EXERCISE PROMPT: Write out the records once more, exactly as given.

DATA LISTING:
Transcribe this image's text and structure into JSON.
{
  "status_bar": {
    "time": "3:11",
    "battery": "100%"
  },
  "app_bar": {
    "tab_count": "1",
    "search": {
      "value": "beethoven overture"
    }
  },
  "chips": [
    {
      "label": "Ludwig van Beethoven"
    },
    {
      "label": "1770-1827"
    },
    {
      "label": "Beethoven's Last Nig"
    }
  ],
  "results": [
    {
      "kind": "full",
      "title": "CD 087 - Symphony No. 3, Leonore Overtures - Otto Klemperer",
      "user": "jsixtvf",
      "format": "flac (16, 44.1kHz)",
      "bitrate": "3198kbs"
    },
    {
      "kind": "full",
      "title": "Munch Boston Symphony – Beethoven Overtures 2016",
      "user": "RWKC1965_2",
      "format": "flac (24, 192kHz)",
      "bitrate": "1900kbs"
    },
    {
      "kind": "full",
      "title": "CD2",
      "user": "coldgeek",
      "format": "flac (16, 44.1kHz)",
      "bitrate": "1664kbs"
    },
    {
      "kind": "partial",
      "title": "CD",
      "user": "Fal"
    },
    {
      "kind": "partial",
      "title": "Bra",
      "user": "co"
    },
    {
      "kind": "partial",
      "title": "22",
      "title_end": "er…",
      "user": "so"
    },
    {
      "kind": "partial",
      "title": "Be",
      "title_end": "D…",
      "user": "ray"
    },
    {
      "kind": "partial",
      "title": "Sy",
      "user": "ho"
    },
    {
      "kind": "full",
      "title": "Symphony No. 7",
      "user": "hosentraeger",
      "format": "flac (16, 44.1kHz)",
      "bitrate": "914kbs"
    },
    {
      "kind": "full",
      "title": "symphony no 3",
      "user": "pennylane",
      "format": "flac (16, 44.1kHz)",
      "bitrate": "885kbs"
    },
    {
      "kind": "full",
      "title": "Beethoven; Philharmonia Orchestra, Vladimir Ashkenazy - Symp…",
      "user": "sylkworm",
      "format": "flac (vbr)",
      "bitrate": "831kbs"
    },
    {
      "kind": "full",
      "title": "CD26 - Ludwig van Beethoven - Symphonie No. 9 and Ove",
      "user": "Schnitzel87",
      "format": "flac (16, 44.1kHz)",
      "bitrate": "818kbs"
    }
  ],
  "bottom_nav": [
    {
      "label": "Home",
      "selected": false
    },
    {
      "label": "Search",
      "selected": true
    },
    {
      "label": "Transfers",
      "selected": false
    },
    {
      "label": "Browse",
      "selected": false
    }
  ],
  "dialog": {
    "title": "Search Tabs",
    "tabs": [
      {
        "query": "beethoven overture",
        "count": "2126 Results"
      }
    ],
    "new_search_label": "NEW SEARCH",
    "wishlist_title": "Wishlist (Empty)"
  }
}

TASK RESPONSE:
Transcribe this image's text and structure into JSON.
{
  "status_bar": {
    "time": "3:11",
    "battery": "100%"
  },
  "app_bar": {
    "tab_count": "1",
    "search": {
      "value": "beethoven overture"
    }
  },
  "chips": [
    {
      "label": "Ludwig van Beethoven"
    },
    {
      "label": "1770-1827"
    },
    {
      "label": "Beethoven's Last Nig"
    }
  ],
  "results": [
    {
      "kind": "full",
      "title": "CD 087 - Symphony No. 3, Leonore Overtures - Otto Klemperer",
      "user": "jsixtvf",
      "format": "flac (16, 44.1kHz)",
      "bitrate": "3198kbs"
    },
    {
      "kind": "full",
      "title": "Munch Boston Symphony – Beethoven Overtures 2016",
      "user": "RWKC1965_2",
      "format": "flac (24, 192kHz)",
      "bitrate": "1900kbs"
    },
    {
      "kind": "full",
      "title": "CD2",
      "user": "coldgeek",
      "format": "flac (16, 44.1kHz)",
      "bitrate": "1664kbs"
    },
    {
      "kind": "partial",
      "title": "CD",
      "user": "Fal"
    },
    {
      "kind": "partial",
      "title": "Bra",
      "user": "co"
    },
    {
      "kind": "partial",
      "title": "22",
      "title_end": "er…",
      "user": "so"
    },
    {
      "kind": "partial",
      "title": "Be",
      "title_end": "D…",
      "user": "ray"
    },
    {
      "kind": "partial",
      "title": "Sy",
      "user": "ho"
    },
    {
      "kind": "full",
      "title": "Symphony No. 7",
      "user": "hosentraeger",
      "format": "flac (16, 44.1kHz)",
      "bitrate": "914kbs"
    },
    {
      "kind": "full",
      "title": "symphony no 3",
      "user": "pennylane",
      "format": "flac (16, 44.1kHz)",
      "bitrate": "885kbs"
    },
    {
      "kind": "full",
      "title": "Beethoven; Philharmonia Orchestra, Vladimir Ashkenazy - Symp…",
      "user": "sylkworm",
      "format": "flac (vbr)",
      "bitrate": "831kbs"
    },
    {
      "kind": "full",
      "title": "CD26 - Ludwig van Beethoven - Symphonie No. 9 and Ove",
      "user": "Schnitzel87",
      "format": "flac (16, 44.1kHz)",
      "bitrate": "818kbs"
    }
  ],
  "bottom_nav": [
    {
      "label": "Home",
      "selected": false
    },
    {
      "label": "Search",
      "selected": true
    },
    {
      "label": "Transfers",
      "selected": false
    },
    {
      "label": "Browse",
      "selected": false
    }
  ],
  "dialog": {
    "title": "Search Tabs",
    "tabs": [
      {
        "query": "beethoven overture",
        "count": "2126 Results"
      }
    ],
    "new_search_label": "NEW SEARCH",
    "wishlist_title": "Wishlist (Empty)"
  }
}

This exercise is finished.